Segment Start: Given information

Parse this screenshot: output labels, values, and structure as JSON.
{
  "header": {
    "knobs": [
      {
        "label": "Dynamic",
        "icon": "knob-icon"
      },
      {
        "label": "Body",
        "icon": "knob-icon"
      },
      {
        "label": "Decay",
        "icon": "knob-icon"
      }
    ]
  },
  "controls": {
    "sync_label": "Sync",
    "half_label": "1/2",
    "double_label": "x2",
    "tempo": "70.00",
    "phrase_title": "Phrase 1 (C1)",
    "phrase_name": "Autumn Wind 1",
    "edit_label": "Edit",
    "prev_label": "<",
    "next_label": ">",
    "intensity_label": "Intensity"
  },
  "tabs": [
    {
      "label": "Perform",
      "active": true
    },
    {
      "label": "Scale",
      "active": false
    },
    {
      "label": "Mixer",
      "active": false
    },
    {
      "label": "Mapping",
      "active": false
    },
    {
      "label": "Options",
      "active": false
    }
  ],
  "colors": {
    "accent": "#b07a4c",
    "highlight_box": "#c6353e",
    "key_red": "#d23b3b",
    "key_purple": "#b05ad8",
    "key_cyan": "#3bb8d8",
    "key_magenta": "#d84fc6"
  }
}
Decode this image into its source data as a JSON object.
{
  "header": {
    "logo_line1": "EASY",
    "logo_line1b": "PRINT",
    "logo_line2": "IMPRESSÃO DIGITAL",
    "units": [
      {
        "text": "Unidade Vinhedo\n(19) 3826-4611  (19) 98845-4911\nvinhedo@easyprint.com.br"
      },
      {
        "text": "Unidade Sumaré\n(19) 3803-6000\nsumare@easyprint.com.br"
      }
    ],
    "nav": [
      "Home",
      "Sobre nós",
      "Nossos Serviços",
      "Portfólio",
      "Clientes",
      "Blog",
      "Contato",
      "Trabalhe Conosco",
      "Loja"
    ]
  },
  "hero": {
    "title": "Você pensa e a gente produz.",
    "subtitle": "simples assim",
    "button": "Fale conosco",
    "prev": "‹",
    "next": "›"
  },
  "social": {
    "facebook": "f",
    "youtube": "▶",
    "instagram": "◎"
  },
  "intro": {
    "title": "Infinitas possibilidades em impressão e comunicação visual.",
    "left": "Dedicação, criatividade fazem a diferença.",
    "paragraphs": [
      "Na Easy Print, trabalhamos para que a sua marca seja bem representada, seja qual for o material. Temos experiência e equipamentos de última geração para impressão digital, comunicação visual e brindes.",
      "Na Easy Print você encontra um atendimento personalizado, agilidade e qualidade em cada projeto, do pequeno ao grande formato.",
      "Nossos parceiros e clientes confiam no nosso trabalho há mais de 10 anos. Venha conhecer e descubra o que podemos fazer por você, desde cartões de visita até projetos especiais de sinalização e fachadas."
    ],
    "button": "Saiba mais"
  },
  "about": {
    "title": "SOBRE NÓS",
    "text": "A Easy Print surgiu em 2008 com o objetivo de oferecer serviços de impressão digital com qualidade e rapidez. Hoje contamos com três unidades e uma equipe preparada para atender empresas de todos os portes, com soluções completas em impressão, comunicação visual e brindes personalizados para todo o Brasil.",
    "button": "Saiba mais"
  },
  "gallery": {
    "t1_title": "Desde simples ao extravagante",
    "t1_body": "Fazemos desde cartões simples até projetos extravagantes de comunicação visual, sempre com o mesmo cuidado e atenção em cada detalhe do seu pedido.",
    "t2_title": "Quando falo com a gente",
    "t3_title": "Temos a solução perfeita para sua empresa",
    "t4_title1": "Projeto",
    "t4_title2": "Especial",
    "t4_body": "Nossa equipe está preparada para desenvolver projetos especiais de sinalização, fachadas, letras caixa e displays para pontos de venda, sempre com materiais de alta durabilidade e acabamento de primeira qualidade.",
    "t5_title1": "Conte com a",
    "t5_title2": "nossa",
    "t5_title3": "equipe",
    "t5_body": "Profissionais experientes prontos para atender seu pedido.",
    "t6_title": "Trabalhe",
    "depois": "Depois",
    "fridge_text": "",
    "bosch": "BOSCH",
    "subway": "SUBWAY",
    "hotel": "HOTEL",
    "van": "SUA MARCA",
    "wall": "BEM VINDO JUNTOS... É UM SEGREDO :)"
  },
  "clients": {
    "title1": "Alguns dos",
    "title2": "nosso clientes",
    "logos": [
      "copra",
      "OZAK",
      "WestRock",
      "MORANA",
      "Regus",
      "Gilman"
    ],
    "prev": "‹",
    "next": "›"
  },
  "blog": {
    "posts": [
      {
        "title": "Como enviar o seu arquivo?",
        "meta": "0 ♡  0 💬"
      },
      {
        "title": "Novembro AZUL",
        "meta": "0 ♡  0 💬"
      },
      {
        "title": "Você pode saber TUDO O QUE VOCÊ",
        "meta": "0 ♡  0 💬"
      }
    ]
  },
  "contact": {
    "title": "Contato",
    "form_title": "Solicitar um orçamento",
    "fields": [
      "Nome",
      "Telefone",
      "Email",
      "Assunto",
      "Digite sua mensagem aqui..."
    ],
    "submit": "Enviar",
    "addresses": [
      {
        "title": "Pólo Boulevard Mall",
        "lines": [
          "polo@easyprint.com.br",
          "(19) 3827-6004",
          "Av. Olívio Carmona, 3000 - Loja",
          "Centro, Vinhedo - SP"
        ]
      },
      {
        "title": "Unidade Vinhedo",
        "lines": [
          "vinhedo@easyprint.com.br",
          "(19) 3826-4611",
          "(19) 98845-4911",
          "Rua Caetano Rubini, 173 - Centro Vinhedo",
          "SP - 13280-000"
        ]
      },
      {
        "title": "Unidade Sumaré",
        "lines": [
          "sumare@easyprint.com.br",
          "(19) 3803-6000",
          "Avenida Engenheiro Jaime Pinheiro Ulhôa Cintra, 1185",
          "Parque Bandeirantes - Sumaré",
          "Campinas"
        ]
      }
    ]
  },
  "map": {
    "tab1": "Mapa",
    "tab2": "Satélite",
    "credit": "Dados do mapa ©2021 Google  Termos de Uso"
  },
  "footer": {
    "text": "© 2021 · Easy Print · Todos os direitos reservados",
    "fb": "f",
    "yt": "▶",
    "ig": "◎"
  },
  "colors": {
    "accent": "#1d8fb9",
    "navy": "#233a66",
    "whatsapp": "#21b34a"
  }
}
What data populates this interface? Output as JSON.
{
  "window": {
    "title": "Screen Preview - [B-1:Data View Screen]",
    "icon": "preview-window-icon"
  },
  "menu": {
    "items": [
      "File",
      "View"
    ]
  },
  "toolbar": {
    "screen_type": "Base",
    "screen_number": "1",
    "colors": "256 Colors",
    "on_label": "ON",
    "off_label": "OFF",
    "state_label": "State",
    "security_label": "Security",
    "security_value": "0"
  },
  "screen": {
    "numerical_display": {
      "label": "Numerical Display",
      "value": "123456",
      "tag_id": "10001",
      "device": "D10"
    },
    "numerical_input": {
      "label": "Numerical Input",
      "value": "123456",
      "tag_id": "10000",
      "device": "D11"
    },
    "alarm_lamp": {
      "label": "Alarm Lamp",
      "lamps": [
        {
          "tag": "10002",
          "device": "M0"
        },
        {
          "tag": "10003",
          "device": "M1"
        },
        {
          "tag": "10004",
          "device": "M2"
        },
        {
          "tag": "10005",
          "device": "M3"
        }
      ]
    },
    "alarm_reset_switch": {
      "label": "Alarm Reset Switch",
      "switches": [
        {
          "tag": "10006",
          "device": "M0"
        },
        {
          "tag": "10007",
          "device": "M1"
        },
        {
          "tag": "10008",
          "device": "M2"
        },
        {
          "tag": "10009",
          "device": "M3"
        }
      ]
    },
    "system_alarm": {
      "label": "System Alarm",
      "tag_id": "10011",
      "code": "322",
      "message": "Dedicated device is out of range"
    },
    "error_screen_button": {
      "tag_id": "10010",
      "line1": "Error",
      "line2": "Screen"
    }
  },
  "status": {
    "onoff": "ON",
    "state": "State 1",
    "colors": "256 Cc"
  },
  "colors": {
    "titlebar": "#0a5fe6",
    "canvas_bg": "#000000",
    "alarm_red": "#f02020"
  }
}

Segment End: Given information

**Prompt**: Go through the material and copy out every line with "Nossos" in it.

**Written solution**:
      "Nossos Serviços",
      "Nossos parceiros e clientes confiam no nosso trabalho há mais de 10 anos. Venha conhecer e descubra o que podemos fazer por você, desde cartões de visita até projetos especiais de sinalização e fachadas."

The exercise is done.